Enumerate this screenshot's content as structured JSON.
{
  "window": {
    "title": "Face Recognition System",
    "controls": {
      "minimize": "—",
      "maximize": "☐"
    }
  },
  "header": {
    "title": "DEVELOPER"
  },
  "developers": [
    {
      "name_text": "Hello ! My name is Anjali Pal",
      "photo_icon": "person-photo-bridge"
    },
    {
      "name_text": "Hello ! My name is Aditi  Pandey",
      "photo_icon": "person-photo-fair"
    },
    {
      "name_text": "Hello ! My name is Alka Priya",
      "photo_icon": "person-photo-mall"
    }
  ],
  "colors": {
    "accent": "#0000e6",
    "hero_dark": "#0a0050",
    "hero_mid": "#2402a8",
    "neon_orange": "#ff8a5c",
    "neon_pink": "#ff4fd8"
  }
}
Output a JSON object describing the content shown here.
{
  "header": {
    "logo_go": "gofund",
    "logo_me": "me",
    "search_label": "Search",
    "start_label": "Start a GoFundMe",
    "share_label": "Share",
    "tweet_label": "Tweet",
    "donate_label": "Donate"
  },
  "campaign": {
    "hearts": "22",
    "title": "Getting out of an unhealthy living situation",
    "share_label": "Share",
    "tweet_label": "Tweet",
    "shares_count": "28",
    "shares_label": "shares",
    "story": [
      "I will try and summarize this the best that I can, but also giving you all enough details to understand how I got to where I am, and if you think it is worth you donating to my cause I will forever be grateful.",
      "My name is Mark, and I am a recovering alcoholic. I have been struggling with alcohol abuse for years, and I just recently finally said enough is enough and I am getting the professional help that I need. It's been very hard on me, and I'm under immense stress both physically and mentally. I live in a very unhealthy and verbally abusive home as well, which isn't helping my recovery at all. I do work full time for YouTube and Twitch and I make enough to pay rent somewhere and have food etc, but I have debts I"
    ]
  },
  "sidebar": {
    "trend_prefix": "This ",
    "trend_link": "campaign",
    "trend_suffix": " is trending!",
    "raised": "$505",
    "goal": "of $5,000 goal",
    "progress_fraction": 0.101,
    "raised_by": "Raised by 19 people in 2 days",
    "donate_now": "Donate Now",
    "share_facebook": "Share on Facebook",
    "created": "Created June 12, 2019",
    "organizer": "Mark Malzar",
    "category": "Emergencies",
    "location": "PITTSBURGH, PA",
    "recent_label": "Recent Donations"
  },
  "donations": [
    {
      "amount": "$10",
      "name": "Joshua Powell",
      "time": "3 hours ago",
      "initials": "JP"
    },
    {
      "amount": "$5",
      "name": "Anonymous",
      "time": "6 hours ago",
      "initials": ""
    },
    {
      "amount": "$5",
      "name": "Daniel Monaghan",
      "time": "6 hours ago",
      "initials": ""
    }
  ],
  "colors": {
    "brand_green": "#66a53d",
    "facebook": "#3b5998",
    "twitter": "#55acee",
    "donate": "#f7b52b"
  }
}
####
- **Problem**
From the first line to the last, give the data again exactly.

- **Output of the exercise**
Enumerate this screenshot's content as structured JSON.
{
  "window": {
    "title": "Face Recognition System",
    "controls": {
      "minimize": "—",
      "maximize": "☐"
    }
  },
  "header": {
    "title": "DEVELOPER"
  },
  "developers": [
    {
      "name_text": "Hello ! My name is Anjali Pal",
      "photo_icon": "person-photo-bridge"
    },
    {
      "name_text": "Hello ! My name is Aditi  Pandey",
      "photo_icon": "person-photo-fair"
    },
    {
      "name_text": "Hello ! My name is Alka Priya",
      "photo_icon": "person-photo-mall"
    }
  ],
  "colors": {
    "accent": "#0000e6",
    "hero_dark": "#0a0050",
    "hero_mid": "#2402a8",
    "neon_orange": "#ff8a5c",
    "neon_pink": "#ff4fd8"
  }
}
Output a JSON object describing the content shown here.
{
  "header": {
    "logo_go": "gofund",
    "logo_me": "me",
    "search_label": "Search",
    "start_label": "Start a GoFundMe",
    "share_label": "Share",
    "tweet_label": "Tweet",
    "donate_label": "Donate"
  },
  "campaign": {
    "hearts": "22",
    "title": "Getting out of an unhealthy living situation",
    "share_label": "Share",
    "tweet_label": "Tweet",
    "shares_count": "28",
    "shares_label": "shares",
    "story": [
      "I will try and summarize this the best that I can, but also giving you all enough details to understand how I got to where I am, and if you think it is worth you donating to my cause I will forever be grateful.",
      "My name is Mark, and I am a recovering alcoholic. I have been struggling with alcohol abuse for years, and I just recently finally said enough is enough and I am getting the professional help that I need. It's been very hard on me, and I'm under immense stress both physically and mentally. I live in a very unhealthy and verbally abusive home as well, which isn't helping my recovery at all. I do work full time for YouTube and Twitch and I make enough to pay rent somewhere and have food etc, but I have debts I"
    ]
  },
  "sidebar": {
    "trend_prefix": "This ",
    "trend_link": "campaign",
    "trend_suffix": " is trending!",
    "raised": "$505",
    "goal": "of $5,000 goal",
    "progress_fraction": 0.101,
    "raised_by": "Raised by 19 people in 2 days",
    "donate_now": "Donate Now",
    "share_facebook": "Share on Facebook",
    "created": "Created June 12, 2019",
    "organizer": "Mark Malzar",
    "category": "Emergencies",
    "location": "PITTSBURGH, PA",
    "recent_label": "Recent Donations"
  },
  "donations": [
    {
      "amount": "$10",
      "name": "Joshua Powell",
      "time": "3 hours ago",
      "initials": "JP"
    },
    {
      "amount": "$5",
      "name": "Anonymous",
      "time": "6 hours ago",
      "initials": ""
    },
    {
      "amount": "$5",
      "name": "Daniel Monaghan",
      "time": "6 hours ago",
      "initials": ""
    }
  ],
  "colors": {
    "brand_green": "#66a53d",
    "facebook": "#3b5998",
    "twitter": "#55acee",
    "donate": "#f7b52b"
  }
}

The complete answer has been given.